"A City on a Hill Cannot Be Hidden"
A review by Phillip Newhart, jarchives.com
City on a Hill, the new praise and worship project from Essential clearly focuses its light on the loving giver of all good things... our Lord and Savior. Overall, this is a solid work, but standouts include cuts from Jars, Sixpence, and Mac Powell with Cliff and Danielle Young. These particular offerings not only share a prayerful grasp of God's majesty, but also serve a creative avenue for each artist to personally thank God for his own gifts of talent. This one to One appreciation creates pure emotion not evident in some other compilations. Save this album for times of meditation to focus on God, or for a focal shift from the day's hectic shuffle to holy renewal.
Jars of Clay's contributions, "The Stone" and "This Road" clearly draw from basic elements from Jars live performance. The percussion intro of "The Stone" mirrors the pseudo-apprehensive groove intro of Liquid on Stringtown and Front Yard Luge. Outlined differently from other Jars of Clay works, The Stone features Dan molding the song's theme through opening and closing choruses, but Steve gripping the core message with a prayerful solo... a personal definition of God.
Charlie's piano solos link each verse plainly, but stately, conveying a pure reverence. "The Stone" crescendos with uplifting harmonies which reach beyond the moment, but then closes with peaceful simplicity. I never knew what "ascribed" meant till I looked it up in the dictionary. :)
Even though it was written prior to their trip, "This Road" clearly symbolizes Jars' experiences on their recent missionary journey to China and Vietnam. "This Road" speaks of strength in persecution with a firm hold of God's grace... the daily emotions of persecuted Christians. The acoustic guitar/accordion intro sets a Scottish Highland folk mood, with almost a bagpipe feel. Stylistically "This Road" patterns Hymn from Much Afraid with its instrumental guitar/string/accordion mix and plea to God. The lyrics voice admission of total powerlessness without God's strength, though suffering in joy. Combining a choir with Jars' layered harmonies, the final two choruses add a strength of purpose in unity. The song ends with a string and accordion blend, closing in church bells.
And finally, the duet. Have you ever felt a worship song all the way to your toes? Leigh Nash and Dan's "With Every Breath" is an all encompassing praise song which fully acknowledges the fact God created all life... everything that has breath. Their paired vocals seem glass smooth, sliding from each statement toward its response. Building in strength with each verse, "With Every Breath" patterns a maturing Christian's journey, as God brings new revelations of His glory... but closes in restful praise.
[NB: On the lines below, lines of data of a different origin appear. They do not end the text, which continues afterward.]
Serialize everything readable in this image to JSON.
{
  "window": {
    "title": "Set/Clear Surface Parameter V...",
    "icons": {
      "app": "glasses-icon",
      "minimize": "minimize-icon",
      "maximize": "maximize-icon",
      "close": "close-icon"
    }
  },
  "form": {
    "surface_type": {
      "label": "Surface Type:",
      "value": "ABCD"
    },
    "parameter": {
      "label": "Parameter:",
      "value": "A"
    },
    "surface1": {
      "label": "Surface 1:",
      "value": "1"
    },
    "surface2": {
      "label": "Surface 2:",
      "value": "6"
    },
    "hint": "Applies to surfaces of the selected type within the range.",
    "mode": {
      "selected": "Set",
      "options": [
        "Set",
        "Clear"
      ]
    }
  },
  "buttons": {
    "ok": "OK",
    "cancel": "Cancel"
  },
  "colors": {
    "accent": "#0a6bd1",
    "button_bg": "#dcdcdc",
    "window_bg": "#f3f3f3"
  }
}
This is powerful stuff! I really didn't expect to feel such emotion from this project. It's art from the heart... and I truly believe God is listening!
City On A Hill releases August 22, 2000 from Essential Records